Record Type: Non-Journal
Publication Date: 2010-May
Pages: 15
Abstractor: As Provided
Reference Count: 34
Distributed Leadership, Teacher Morale, and Teacher Enthusiasm: Unravelling the Leadership Pathways to School Success
Sheppard, Bruce; Hurley, Noel; Dibbon, David
Online Submission, Paper presented at the Annual Meeting of the American Educational Research Association (Denver, CO, Apr 30-May 4, 2010)
The study reported in this paper advances the understanding of distributed leadership in schools, the role of the school principal in the facilitation of distributed leadership and its impact upon teachers' morale and enthusiasm for their work. While both the empirical base and practical application of distributed leadership has grown phenomenally in recent years, the evidence related to its effect upon improved school performance reveals continued uncertainty. The authors accept claims that much of the research on educational leadership has been disconnected from the core purpose of schooling (the education of children). They argue, however, that only when there are improved understandings of the leadership processes that occur in schools, particularly as it relates to the distribution of leadership and how it impacts upon those that work directly with students (their teachers), can there be legitimate and meaningful study of the connection between school leadership and student learning. It is toward contributing to the empirical evidence in respect to this somewhat unexplored area that this study is directed. Through path analysis, they develop a best-fitting nested model to examine the relations among formal school leaders, teacher collaborative leadership, teachers' professional learning, shared decision-making, shared vision, teacher morale, and teacher enthusiasm. They conclude with a discussion of the pathways in a "best fitting model" as they explore in detail the direct and indirect effects of the various formal and distributed leadership variables upon Teacher Morale and Teacher Enthusiasm. Evidence from this study highlights an existing approach to distributed leadership that builds teacher leadership capacity through their engagement in school leadership while enhancing their morale and enthusiasm, thereby challenging findings by some who have reported negative effects of distributed leadership upon teachers and their work performance. (Contains 1 footnote, 3 tables, and 2 figures.)

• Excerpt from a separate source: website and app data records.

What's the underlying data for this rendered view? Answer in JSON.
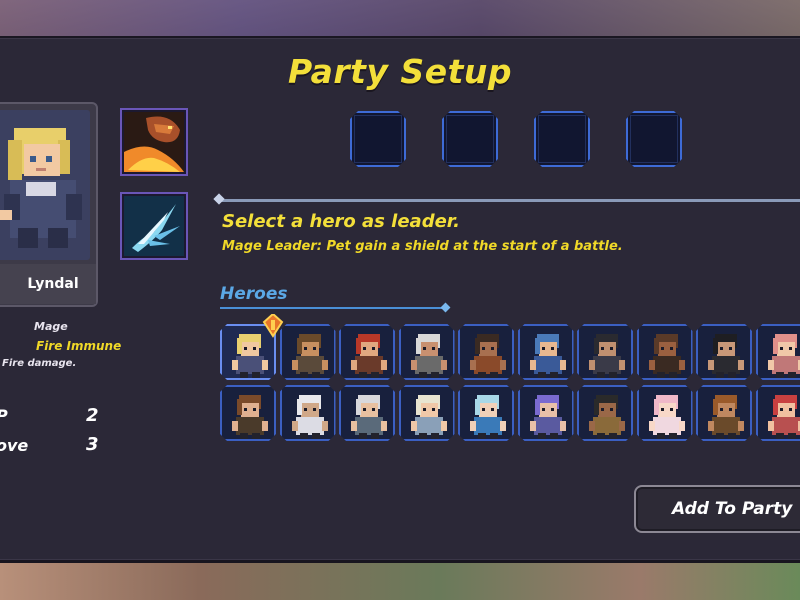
{
  "screen": {
    "title": "Party Setup"
  },
  "selected_hero": {
    "name": "Lyndal",
    "class": "Mage",
    "trait": "Fire Immune",
    "trait_desc": "Fire damage.",
    "stats": [
      {
        "label": "P",
        "value": "2"
      },
      {
        "label": "ove",
        "value": "3"
      }
    ],
    "skills": [
      "dragon-fire-breath-icon",
      "ice-claw-icon"
    ]
  },
  "party": {
    "slots": 4
  },
  "leader": {
    "prompt": "Select a hero as leader.",
    "bonus": "Mage Leader: Pet gain a shield at the start of a battle."
  },
  "heroes": {
    "label": "Heroes",
    "rows": [
      [
        {
          "hair": "#e8d070",
          "skin": "#f0c8a0",
          "body": "#4a5078"
        },
        {
          "hair": "#6a4a2a",
          "skin": "#c89060",
          "body": "#5a4a3a"
        },
        {
          "hair": "#b83828",
          "skin": "#e0a880",
          "body": "#6a3a2a"
        },
        {
          "hair": "#d8d8d8",
          "skin": "#c89070",
          "body": "#6a6a6a"
        },
        {
          "hair": "#3a2a22",
          "skin": "#a87050",
          "body": "#8a4a2a"
        },
        {
          "hair": "#4a7ab8",
          "skin": "#e8b890",
          "body": "#3a5a98"
        },
        {
          "hair": "#2a2a30",
          "skin": "#c09070",
          "body": "#3a3a48"
        },
        {
          "hair": "#5a3a28",
          "skin": "#9a6040",
          "body": "#3a2a22"
        },
        {
          "hair": "#1e1e22",
          "skin": "#c89878",
          "body": "#2a2a30"
        },
        {
          "hair": "#e0908a",
          "skin": "#f0c8a8",
          "body": "#c07878"
        }
      ],
      [
        {
          "hair": "#7a4a2a",
          "skin": "#e0b090",
          "body": "#4a3a2a"
        },
        {
          "hair": "#e8e8ec",
          "skin": "#d0a888",
          "body": "#dcdce4"
        },
        {
          "hair": "#d8d8dc",
          "skin": "#e8c0a0",
          "body": "#5a6a7a"
        },
        {
          "hair": "#e8e4d0",
          "skin": "#f0c8a8",
          "body": "#8aa0b8"
        },
        {
          "hair": "#a8d8e8",
          "skin": "#f0d0b8",
          "body": "#3a7ab8"
        },
        {
          "hair": "#7a6ad0",
          "skin": "#e8c0a8",
          "body": "#5a5aa0"
        },
        {
          "hair": "#2a2a2a",
          "skin": "#9a6848",
          "body": "#8a6a3a"
        },
        {
          "hair": "#f0b8c8",
          "skin": "#f8d8c8",
          "body": "#f0d8e0"
        },
        {
          "hair": "#9a5a2a",
          "skin": "#c08860",
          "body": "#6a4a2a"
        },
        {
          "hair": "#c84040",
          "skin": "#f0c0a0",
          "body": "#b85050"
        }
      ]
    ]
  },
  "actions": {
    "add_to_party": "Add To Party"
  }
}
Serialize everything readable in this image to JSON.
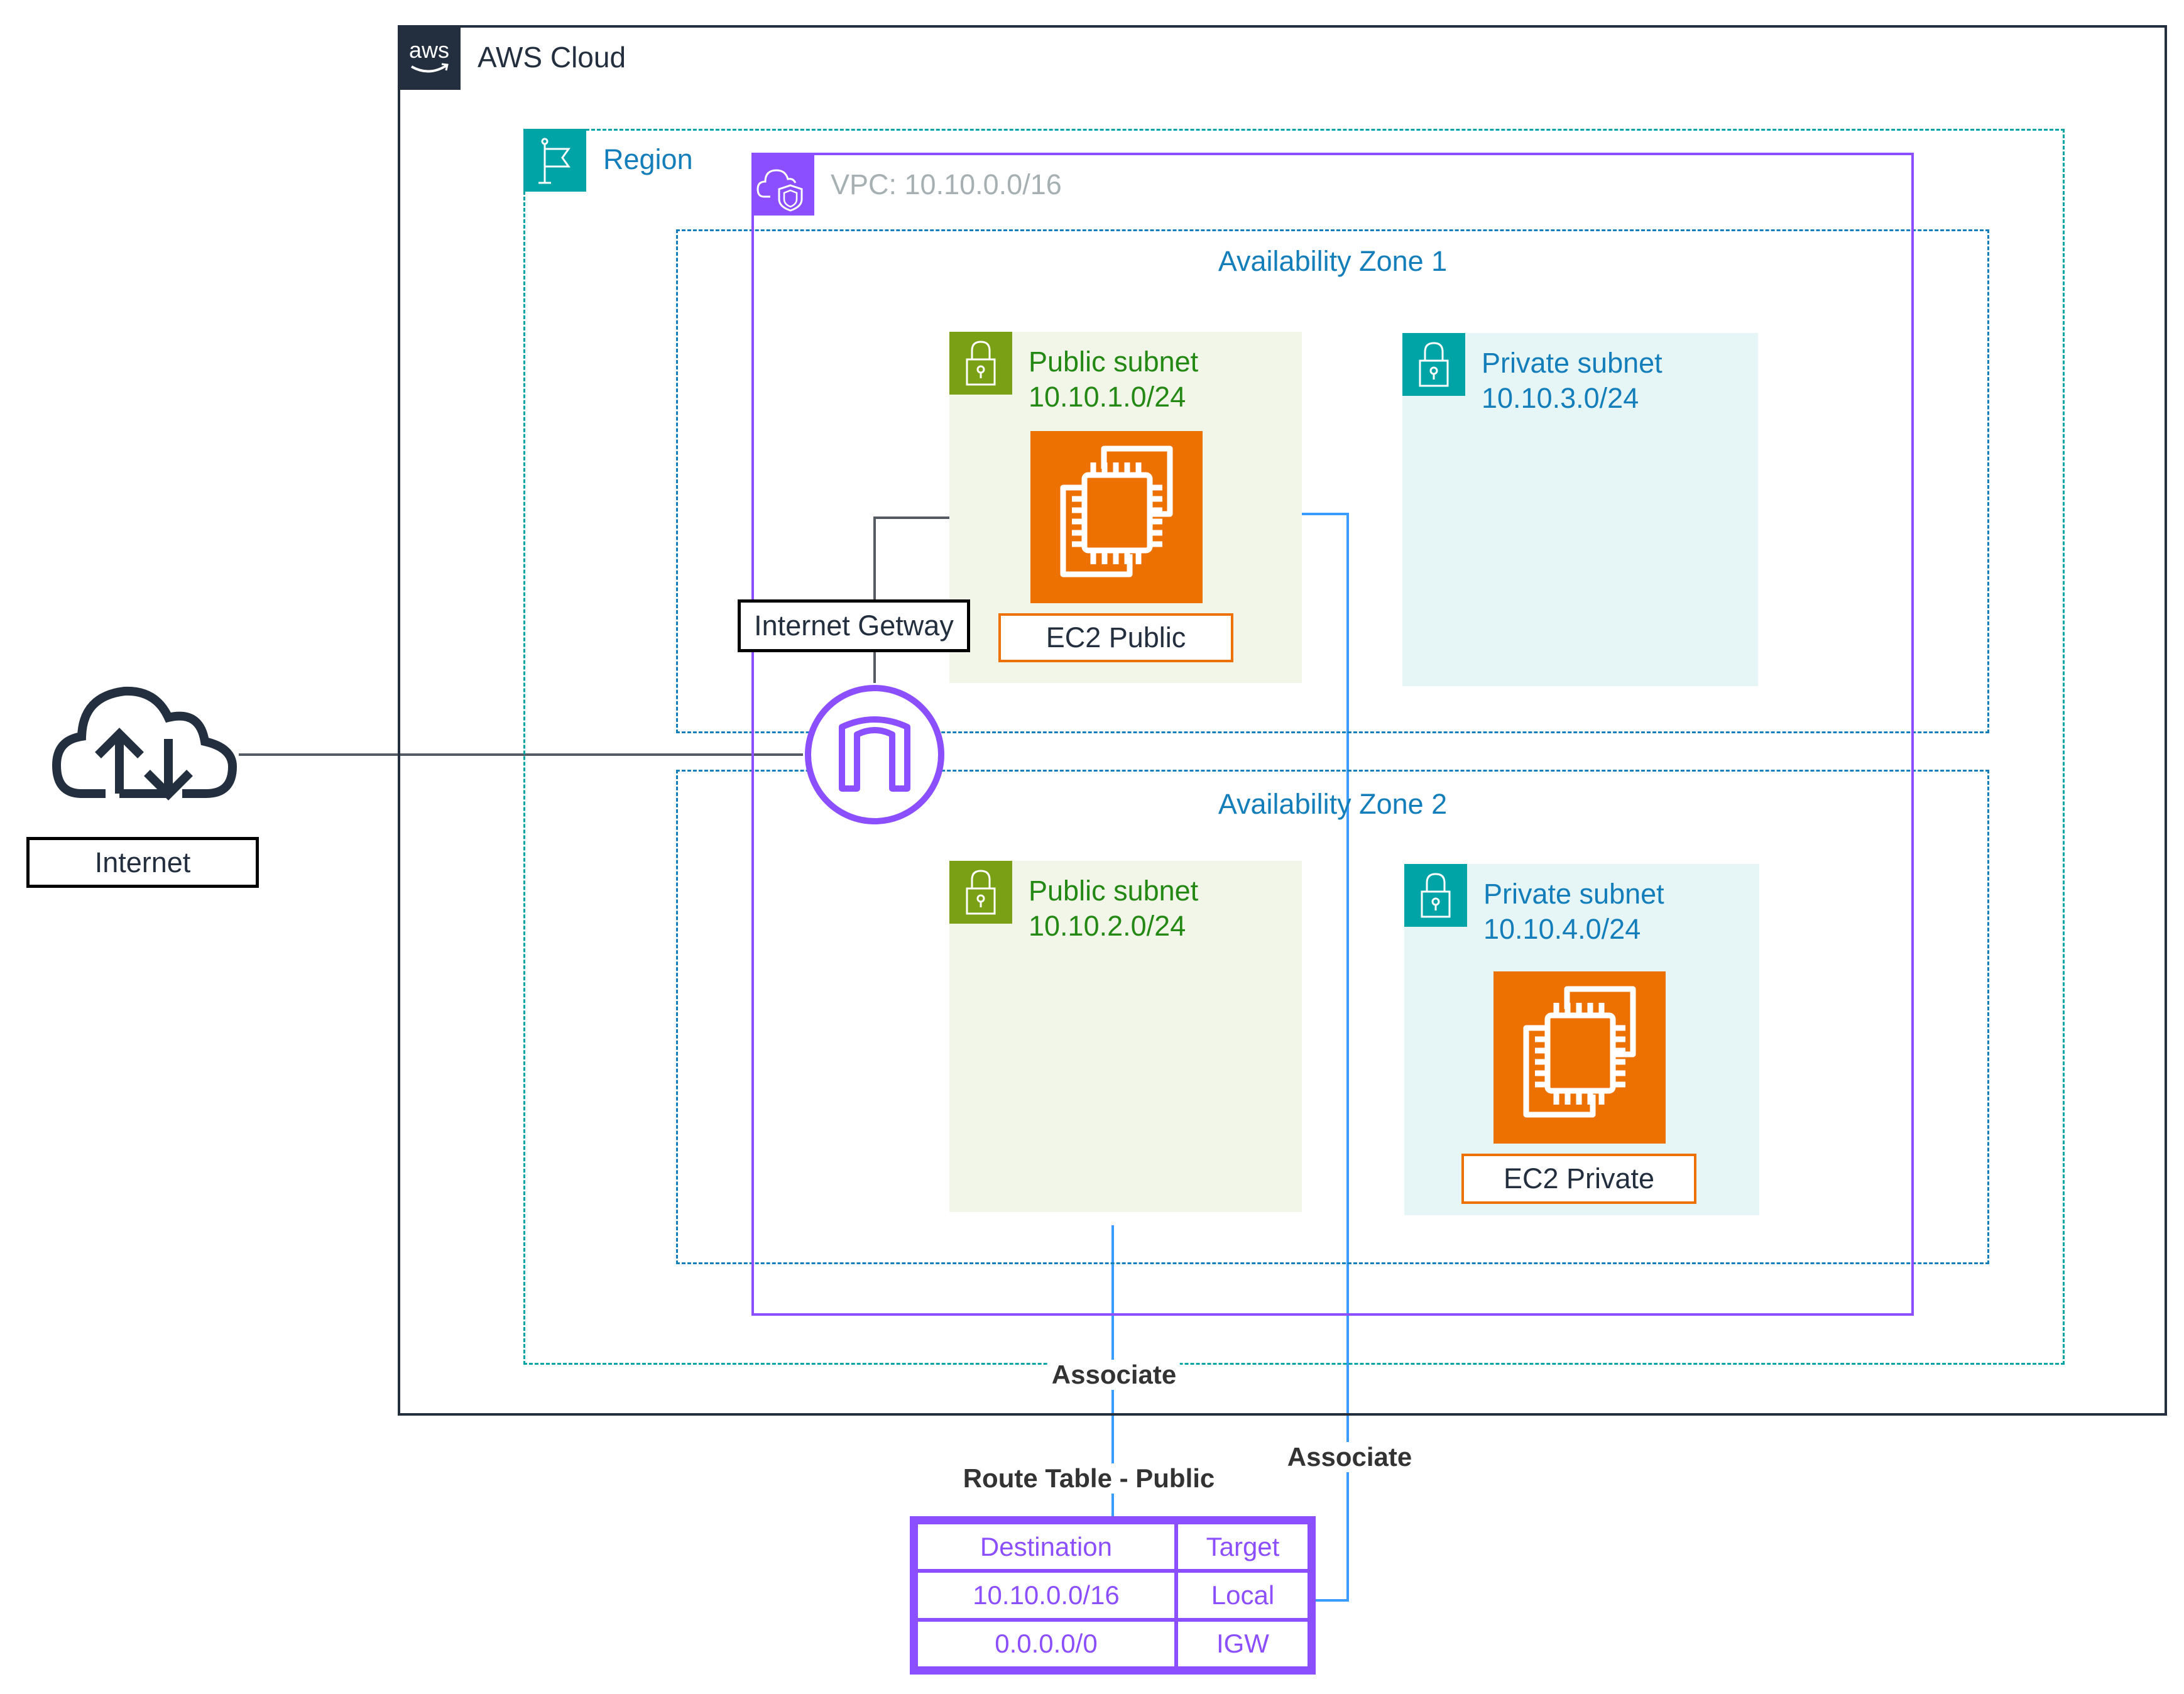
{
  "aws_cloud": {
    "title": "AWS Cloud",
    "icon": "aws-logo-icon"
  },
  "region": {
    "title": "Region",
    "icon": "region-flag-icon"
  },
  "vpc": {
    "title": "VPC: 10.10.0.0/16",
    "icon": "vpc-cloud-shield-icon"
  },
  "availability_zones": [
    {
      "title": "Availability Zone 1"
    },
    {
      "title": "Availability Zone 2"
    }
  ],
  "subnets": [
    {
      "name": "Public subnet",
      "cidr": "10.10.1.0/24",
      "type": "public",
      "icon": "lock-icon"
    },
    {
      "name": "Private subnet",
      "cidr": "10.10.3.0/24",
      "type": "private",
      "icon": "lock-icon"
    },
    {
      "name": "Public subnet",
      "cidr": "10.10.2.0/24",
      "type": "public",
      "icon": "lock-icon"
    },
    {
      "name": "Private subnet",
      "cidr": "10.10.4.0/24",
      "type": "private",
      "icon": "lock-icon"
    }
  ],
  "instances": [
    {
      "label": "EC2 Public",
      "icon": "ec2-instance-icon"
    },
    {
      "label": "EC2 Private",
      "icon": "ec2-instance-icon"
    }
  ],
  "internet_gateway": {
    "label": "Internet Getway",
    "icon": "internet-gateway-icon"
  },
  "internet": {
    "label": "Internet",
    "icon": "cloud-upload-download-icon"
  },
  "associations": [
    {
      "label": "Associate"
    },
    {
      "label": "Associate"
    }
  ],
  "route_table": {
    "title": "Route Table - Public",
    "headers": [
      "Destination",
      "Target"
    ],
    "rows": [
      [
        "10.10.0.0/16",
        "Local"
      ],
      [
        "0.0.0.0/0",
        "IGW"
      ]
    ]
  },
  "colors": {
    "aws_dark": "#232f3e",
    "region_teal": "#00a4a6",
    "vpc_purple": "#8c4fff",
    "az_blue": "#147eba",
    "public_green": "#7aa116",
    "public_text": "#248814",
    "ec2_orange": "#ed7100",
    "connector_blue": "#3b9cff",
    "connector_gray": "#545b64"
  }
}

Publication Type: Reports - Evaluative; Speeches/Meeting Papers
Education Level: N/A
Audience: N/A
Language: English
Sponsor: N/A
Authoring Institution: N/A